Scott Emerson: Alright then, in terms of the cost of it, now this is an issue yesterday because, well, the premier said she wasn’t going to release the costings first off for Wellcamp because it’s a commercial in confidence. And then she said she would release it if the feds would release the cost for their Pinkenba facility. Well, are you going to release it and how much is it?
Simon Birmingham: Yes, Scott, I found those comments slightly baffling and seeking to again provoke some sort of political response that was quite unnecessary. I’ve issued a number of media statements providing updates along the way around the payments and the cost of the quarantine facilities that we’re building in Melbourne, in Brisbane and in Perth. The total cost of those we’ve said publicly is around $1.3 billion to establish these Howard Springs Darwin type facilities in three other centres across Australia. We’ve given those updates and the last of those was in a media statement I put out last Friday. So, you know, we’re transparent there. Within that total, we are still contracting certain aspects for the build and the finalisation of the Brisbane and the Perth facilities. So we’re not breaking down the total yet, but we are absolutely committed to doing so once we’ve finished all of those commercial negotiations and contracting arrangements with businesses. So we’ve been quite transparent. They’re quite upfront and I really didn’t quite understand what the rationale of the Premier’s comments was to try to suggest that there was any relationship between the state government’s costs and spending versus what we’ve been doing.
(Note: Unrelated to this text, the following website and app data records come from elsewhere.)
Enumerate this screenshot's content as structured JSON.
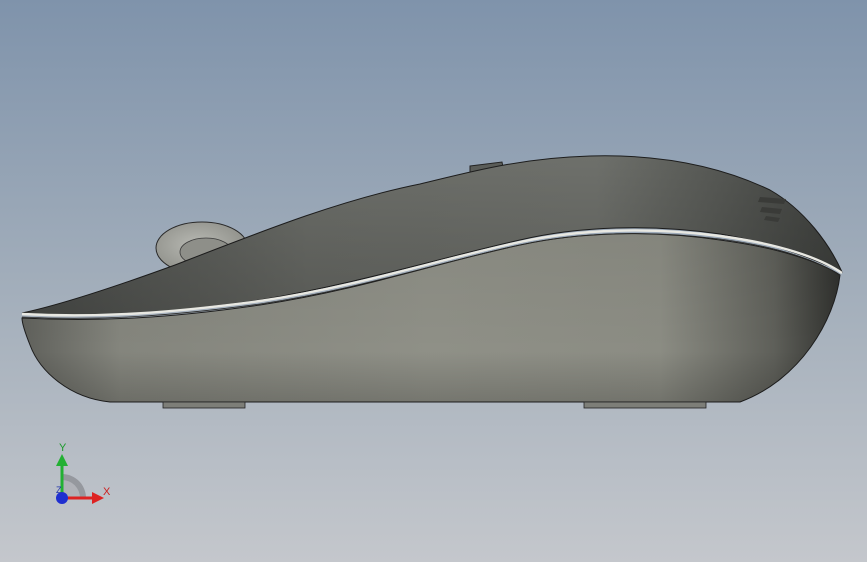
{
  "viewport": {
    "background_top": "#7f93ab",
    "background_bottom": "#c4c7cc"
  },
  "model": {
    "name": "wireless-mouse-side-view",
    "body_color": "#8a8b83",
    "top_shell_color": "#5e605c"
  },
  "triad": {
    "y_label": "Y",
    "x_label": "X",
    "z_label": "Z",
    "y_color": "#22b033",
    "x_color": "#dd2222",
    "z_color": "#1f2fd0"
  }
}
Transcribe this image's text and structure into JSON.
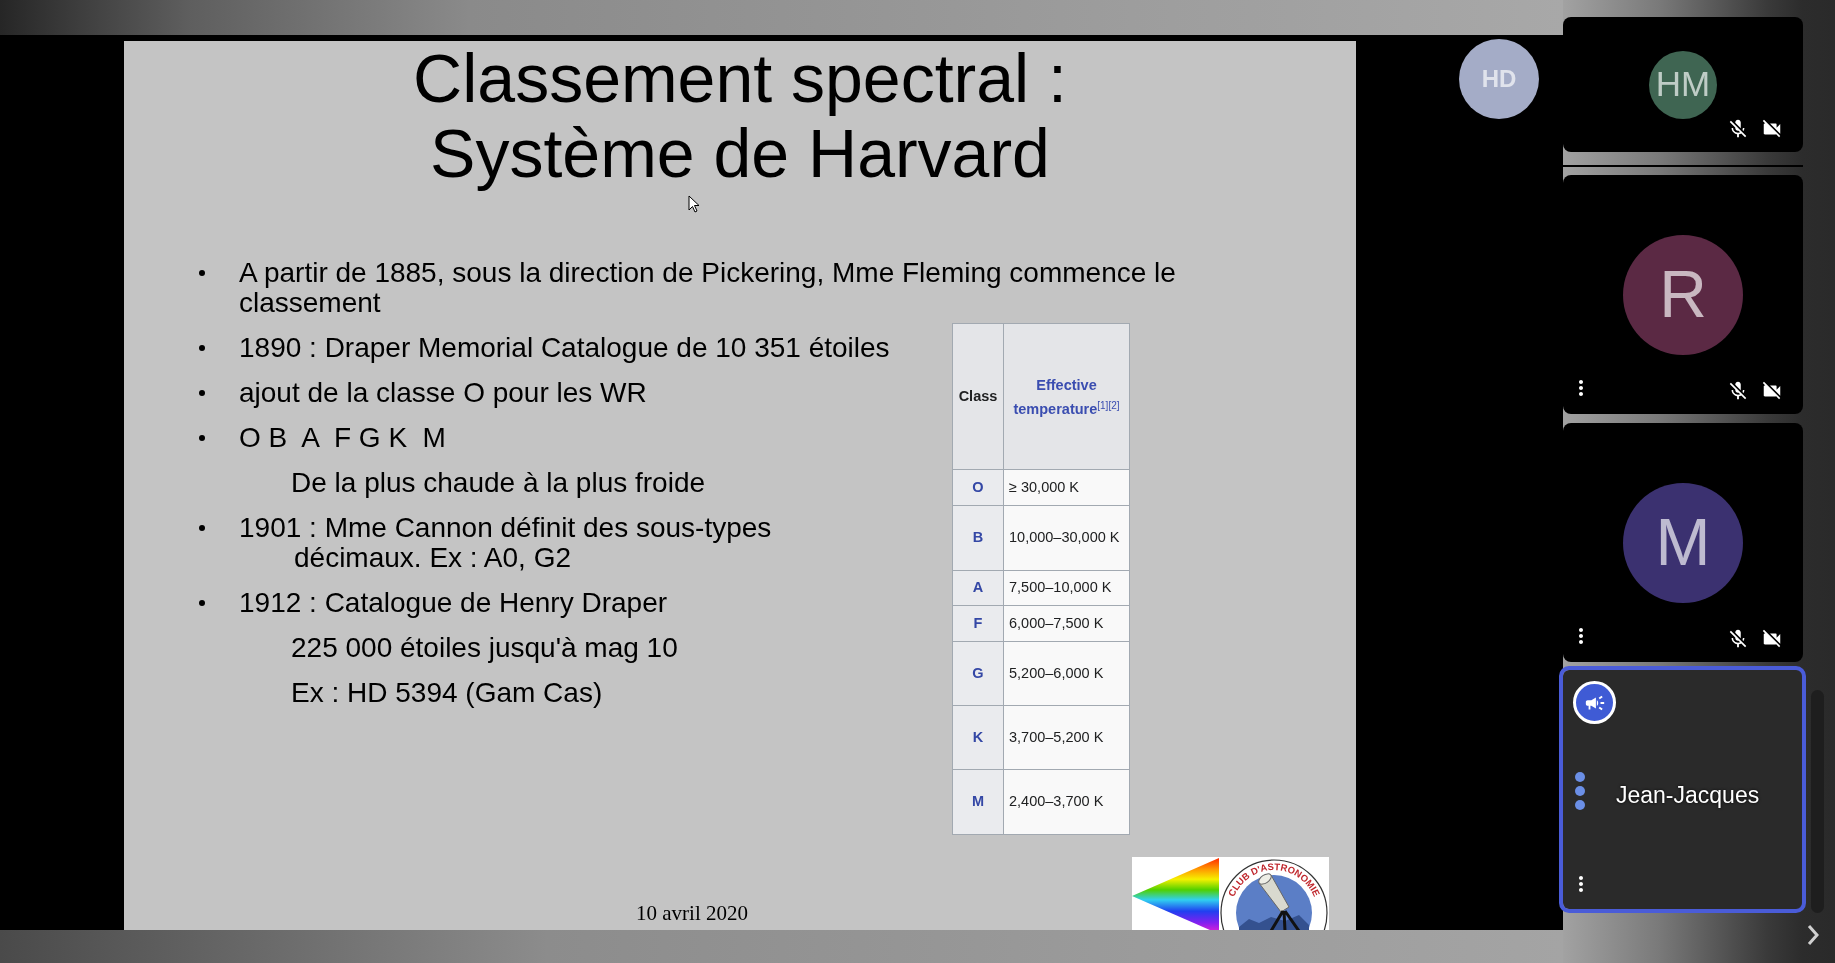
{
  "stage": {
    "avatar": {
      "initials": "HD"
    }
  },
  "slide": {
    "title": "Classement spectral : Système de Harvard",
    "bullets": [
      {
        "kind": "bullet",
        "text": "A partir de 1885, sous la direction de Pickering, Mme Fleming commence le classement"
      },
      {
        "kind": "bullet",
        "text": "1890 : Draper Memorial Catalogue de 10 351 étoiles"
      },
      {
        "kind": "bullet",
        "text": "ajout de la classe O pour les WR"
      },
      {
        "kind": "bullet",
        "text": "O B  A  F G K  M"
      },
      {
        "kind": "sub",
        "text": "De la plus chaude à la plus froide"
      },
      {
        "kind": "bullet",
        "text": "1901 : Mme Cannon définit des sous-types\ndécimaux. Ex : A0, G2"
      },
      {
        "kind": "bullet",
        "text": "1912 : Catalogue de Henry Draper"
      },
      {
        "kind": "sub",
        "text": "225 000 étoiles jusqu'à mag 10"
      },
      {
        "kind": "sub",
        "text": "Ex : HD 5394 (Gam Cas)"
      }
    ],
    "table": {
      "columns": [
        "Class",
        "Effective temperature$^{[1][2]}$"
      ],
      "rows": [
        {
          "class": "O",
          "temperature": "≥ 30,000 K"
        },
        {
          "class": "B",
          "temperature": "10,000–30,000 K"
        },
        {
          "class": "A",
          "temperature": "7,500–10,000 K"
        },
        {
          "class": "F",
          "temperature": "6,000–7,500 K"
        },
        {
          "class": "G",
          "temperature": "5,200–6,000 K"
        },
        {
          "class": "K",
          "temperature": "3,700–5,200 K"
        },
        {
          "class": "M",
          "temperature": "2,400–3,700 K"
        }
      ]
    },
    "date": "10 avril 2020",
    "logo": {
      "text": "CLUB D'ASTRONOMIE"
    }
  },
  "filmstrip": {
    "participants": [
      {
        "kind": "local",
        "initials": "HM",
        "color": "#3f6552",
        "audio_muted": true,
        "video_muted": true,
        "menu_button": false,
        "active_speaker": false
      },
      {
        "kind": "remote",
        "initials": "R",
        "color": "#5b2944",
        "audio_muted": true,
        "video_muted": true,
        "menu_button": true,
        "active_speaker": false
      },
      {
        "kind": "remote",
        "initials": "M",
        "color": "#3b3170",
        "audio_muted": true,
        "video_muted": true,
        "menu_button": true,
        "active_speaker": false
      },
      {
        "kind": "screen_share",
        "name": "Jean-Jacques",
        "presenter": true,
        "speaking": true,
        "menu_button": true,
        "active_speaker": true
      }
    ]
  }
}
And of course, had she and her office been paying attention they would know that we’ve been putting out those regular statements as recently as last Friday.
Scott Emerson: Just finally, Minister. I want to turn to the issue of China and national security. It’s a very rare for the ASIO head Mike Burgess to make a one off TV appearance rather than, say, we’ve seen at his annual speeches that he does give or fronting, say, national press club luncheons. But he came out last night and warned about the politicisation of national security and his predecessor, the former head of ASIO, Dennis Richardson. This morning stressed that the Morrison government’s rhetoric and he described stuff as grubby and that it would only serve one country’s national interest and that is China. Is the Morrison government undermining national security with this attack on Labor over China?
Simon Birmingham: Absolutely not, Scott. All we are doing is responding very clearly to what Mr Albanese and the Labor Party have said. Mr Albanese went to the National Press Club and said in relation to China’s economic coercion against Australia, that he thought that they should relax some of that. We don’t agree that they should relax some of it. We think they should relax all of it. That they shouldn’t be choosing between lobster industry in Tasmania and cattle producers in Queensland or the wine industry in South Australia, all of whom have been hit by coercive actions from China. We expect that Australian governments should stand up for all of those different industry sectors. That’s precisely what to what we’re doing. Even more importantly, in terms of, as Australians consider the uncertain environment we’re in and the issues for the next election is the track record of governments. You know, when we came to office, the previous Labor government had cut defence spending to its lowest level as a share of the national economy since 1938, since 1938, since before the events of the Second World War. Now we have reinvested in that defence expenditure to record levels some 60 per cent growth in our time in office. That is a very significant commitment we’ve made and frankly, a very prescient commitment that was made back in 2013, recognising that the world we live in is very uncertain and those uncertainties have only gotten worse in the time since.
Scott Emerson: Simon Birmingham, thanks for being on 4BC Drive this afternoon.
Simon Birmingham: Thanks, Scott. My pleasure.